[TASK DESCRIPTION]
With the pictures excluded, reproduce all of the data exactly.

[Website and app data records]

++++++++

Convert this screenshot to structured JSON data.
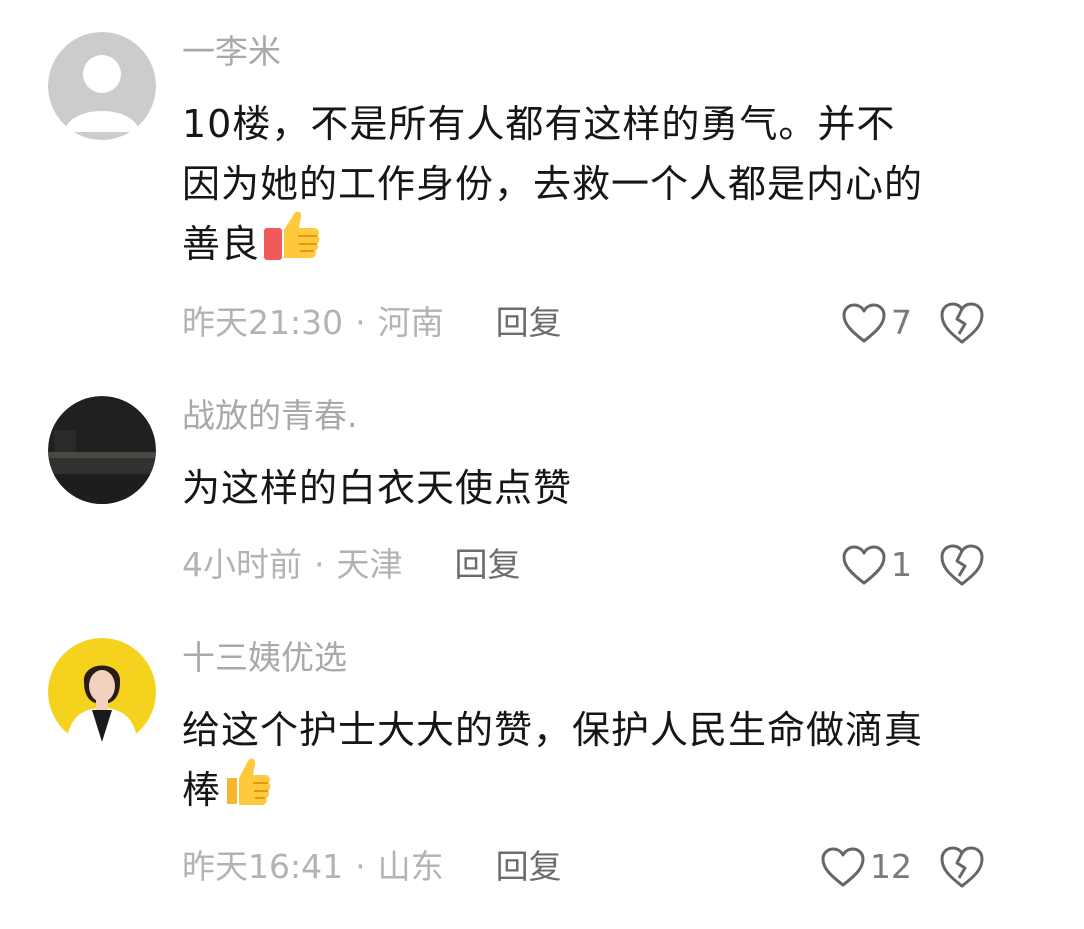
{
  "comments": [
    {
      "username": "一李米",
      "lines": [
        "10楼，不是所有人都有这样的勇气。并不",
        "因为她的工作身份，去救一个人都是内心的",
        "善良"
      ],
      "emoji": "thumbs-up-icon",
      "time": "昨天21:30",
      "separator": "·",
      "location": "河南",
      "reply": "回复",
      "likes": "7"
    },
    {
      "username": "战放的青春.",
      "lines": [
        "为这样的白衣天使点赞"
      ],
      "time": "4小时前",
      "separator": "·",
      "location": "天津",
      "reply": "回复",
      "likes": "1"
    },
    {
      "username": "十三姨优选",
      "lines": [
        "给这个护士大大的赞，保护人民生命做滴真",
        "棒"
      ],
      "emoji": "thumbs-up-icon",
      "time": "昨天16:41",
      "separator": "·",
      "location": "山东",
      "reply": "回复",
      "likes": "12"
    }
  ],
  "colors": {
    "username": "#a9a9a9",
    "text": "#161616",
    "meta": "#b3b3b3",
    "reply": "#6c6c6c",
    "avatar_yellow_bg": "#f4d21d"
  }
}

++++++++

[SOLUTION TO THIS EXERCISE]
Convert this screenshot to structured JSON data.
{
  "comments": [
    {
      "username": "一李米",
      "lines": [
        "10楼，不是所有人都有这样的勇气。并不",
        "因为她的工作身份，去救一个人都是内心的",
        "善良"
      ],
      "emoji": "thumbs-up-icon",
      "time": "昨天21:30",
      "separator": "·",
      "location": "河南",
      "reply": "回复",
      "likes": "7"
    },
    {
      "username": "战放的青春.",
      "lines": [
        "为这样的白衣天使点赞"
      ],
      "time": "4小时前",
      "separator": "·",
      "location": "天津",
      "reply": "回复",
      "likes": "1"
    },
    {
      "username": "十三姨优选",
      "lines": [
        "给这个护士大大的赞，保护人民生命做滴真",
        "棒"
      ],
      "emoji": "thumbs-up-icon",
      "time": "昨天16:41",
      "separator": "·",
      "location": "山东",
      "reply": "回复",
      "likes": "12"
    }
  ],
  "colors": {
    "username": "#a9a9a9",
    "text": "#161616",
    "meta": "#b3b3b3",
    "reply": "#6c6c6c",
    "avatar_yellow_bg": "#f4d21d"
  }
}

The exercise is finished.